## INSTRUCTIONS FOR THE TASK:
Would you filter these records and copy every line that has the word "JSON"?
BEGIN DATA SUPPLIED
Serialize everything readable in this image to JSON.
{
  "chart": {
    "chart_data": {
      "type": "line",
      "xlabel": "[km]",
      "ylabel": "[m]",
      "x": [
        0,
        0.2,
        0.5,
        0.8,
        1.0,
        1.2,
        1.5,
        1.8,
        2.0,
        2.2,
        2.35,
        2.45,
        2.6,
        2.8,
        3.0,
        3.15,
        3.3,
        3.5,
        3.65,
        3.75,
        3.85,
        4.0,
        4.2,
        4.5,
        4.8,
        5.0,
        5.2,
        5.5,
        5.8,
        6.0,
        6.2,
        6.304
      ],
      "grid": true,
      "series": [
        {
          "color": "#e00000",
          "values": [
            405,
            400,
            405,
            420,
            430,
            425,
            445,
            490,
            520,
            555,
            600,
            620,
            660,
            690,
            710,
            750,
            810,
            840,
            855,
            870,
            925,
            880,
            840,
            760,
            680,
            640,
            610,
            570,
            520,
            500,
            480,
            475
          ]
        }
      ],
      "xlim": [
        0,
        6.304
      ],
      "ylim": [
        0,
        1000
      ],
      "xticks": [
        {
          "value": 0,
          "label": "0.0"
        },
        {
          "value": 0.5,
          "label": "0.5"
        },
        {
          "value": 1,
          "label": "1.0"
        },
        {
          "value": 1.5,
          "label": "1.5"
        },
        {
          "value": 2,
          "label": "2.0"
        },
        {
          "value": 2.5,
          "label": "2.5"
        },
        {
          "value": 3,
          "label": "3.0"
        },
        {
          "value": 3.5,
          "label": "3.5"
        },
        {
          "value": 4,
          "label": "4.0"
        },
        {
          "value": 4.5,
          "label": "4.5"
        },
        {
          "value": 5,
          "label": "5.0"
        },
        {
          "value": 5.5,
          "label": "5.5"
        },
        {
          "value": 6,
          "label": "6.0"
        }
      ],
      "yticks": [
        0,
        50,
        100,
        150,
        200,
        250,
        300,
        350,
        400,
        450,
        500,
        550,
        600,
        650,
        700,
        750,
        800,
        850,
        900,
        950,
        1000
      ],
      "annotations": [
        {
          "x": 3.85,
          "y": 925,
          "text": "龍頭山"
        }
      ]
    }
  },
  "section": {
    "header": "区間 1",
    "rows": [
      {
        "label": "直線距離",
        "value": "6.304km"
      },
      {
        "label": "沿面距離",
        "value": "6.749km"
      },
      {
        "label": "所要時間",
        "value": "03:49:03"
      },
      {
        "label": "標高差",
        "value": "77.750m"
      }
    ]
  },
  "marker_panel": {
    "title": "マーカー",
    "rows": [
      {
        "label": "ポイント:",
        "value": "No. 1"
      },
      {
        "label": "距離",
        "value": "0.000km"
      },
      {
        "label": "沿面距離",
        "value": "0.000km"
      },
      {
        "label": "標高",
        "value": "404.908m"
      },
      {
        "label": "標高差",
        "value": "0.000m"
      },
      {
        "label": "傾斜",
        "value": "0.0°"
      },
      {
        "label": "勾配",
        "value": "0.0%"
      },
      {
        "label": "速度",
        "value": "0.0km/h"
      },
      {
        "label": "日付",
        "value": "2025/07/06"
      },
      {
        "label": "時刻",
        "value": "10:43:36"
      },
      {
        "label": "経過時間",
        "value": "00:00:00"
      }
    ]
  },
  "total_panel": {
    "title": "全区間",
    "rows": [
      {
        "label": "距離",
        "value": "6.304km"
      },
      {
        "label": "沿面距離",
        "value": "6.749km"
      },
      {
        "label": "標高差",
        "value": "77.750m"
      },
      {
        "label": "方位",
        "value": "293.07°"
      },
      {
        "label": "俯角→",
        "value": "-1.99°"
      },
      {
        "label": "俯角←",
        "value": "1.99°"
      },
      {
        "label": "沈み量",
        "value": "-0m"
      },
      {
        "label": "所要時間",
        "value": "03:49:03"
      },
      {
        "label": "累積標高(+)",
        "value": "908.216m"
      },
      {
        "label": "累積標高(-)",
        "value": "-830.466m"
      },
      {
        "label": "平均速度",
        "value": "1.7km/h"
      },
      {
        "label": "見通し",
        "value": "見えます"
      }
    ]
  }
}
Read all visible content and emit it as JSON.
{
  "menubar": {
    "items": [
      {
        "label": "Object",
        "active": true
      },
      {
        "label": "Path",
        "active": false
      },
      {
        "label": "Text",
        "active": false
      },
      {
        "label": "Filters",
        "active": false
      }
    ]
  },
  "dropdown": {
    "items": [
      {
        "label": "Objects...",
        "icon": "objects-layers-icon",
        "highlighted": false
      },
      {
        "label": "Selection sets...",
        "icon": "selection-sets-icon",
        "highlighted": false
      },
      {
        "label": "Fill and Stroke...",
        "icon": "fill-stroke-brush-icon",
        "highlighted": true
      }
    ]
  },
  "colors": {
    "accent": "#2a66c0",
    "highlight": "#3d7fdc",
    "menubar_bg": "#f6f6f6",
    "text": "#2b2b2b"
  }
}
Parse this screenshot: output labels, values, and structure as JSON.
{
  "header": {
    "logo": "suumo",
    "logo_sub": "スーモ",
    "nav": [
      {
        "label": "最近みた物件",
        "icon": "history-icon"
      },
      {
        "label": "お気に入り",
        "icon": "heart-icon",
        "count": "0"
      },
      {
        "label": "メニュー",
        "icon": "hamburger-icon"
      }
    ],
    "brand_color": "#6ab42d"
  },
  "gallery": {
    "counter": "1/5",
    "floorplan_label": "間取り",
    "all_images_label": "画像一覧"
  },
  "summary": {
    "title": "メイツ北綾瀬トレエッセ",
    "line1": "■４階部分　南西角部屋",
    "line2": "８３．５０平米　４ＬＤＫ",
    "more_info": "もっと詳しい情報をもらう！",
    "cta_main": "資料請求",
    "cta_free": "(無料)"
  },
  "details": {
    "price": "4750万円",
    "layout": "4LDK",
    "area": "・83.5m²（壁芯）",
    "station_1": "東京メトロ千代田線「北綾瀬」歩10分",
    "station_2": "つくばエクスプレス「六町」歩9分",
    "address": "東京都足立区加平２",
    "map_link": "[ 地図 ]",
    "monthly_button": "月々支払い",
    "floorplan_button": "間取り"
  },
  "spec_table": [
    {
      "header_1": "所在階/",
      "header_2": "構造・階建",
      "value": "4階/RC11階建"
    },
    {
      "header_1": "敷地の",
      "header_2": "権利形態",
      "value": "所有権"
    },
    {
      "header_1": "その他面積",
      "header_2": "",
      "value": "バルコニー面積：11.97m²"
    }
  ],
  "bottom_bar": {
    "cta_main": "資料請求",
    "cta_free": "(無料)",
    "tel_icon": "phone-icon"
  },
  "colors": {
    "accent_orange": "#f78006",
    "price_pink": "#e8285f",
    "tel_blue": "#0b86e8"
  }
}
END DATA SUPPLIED
## EXERCISE ANSWER:
Serialize everything readable in this image to JSON.
Read all visible content and emit it as JSON.
Parse this screenshot: output labels, values, and structure as JSON.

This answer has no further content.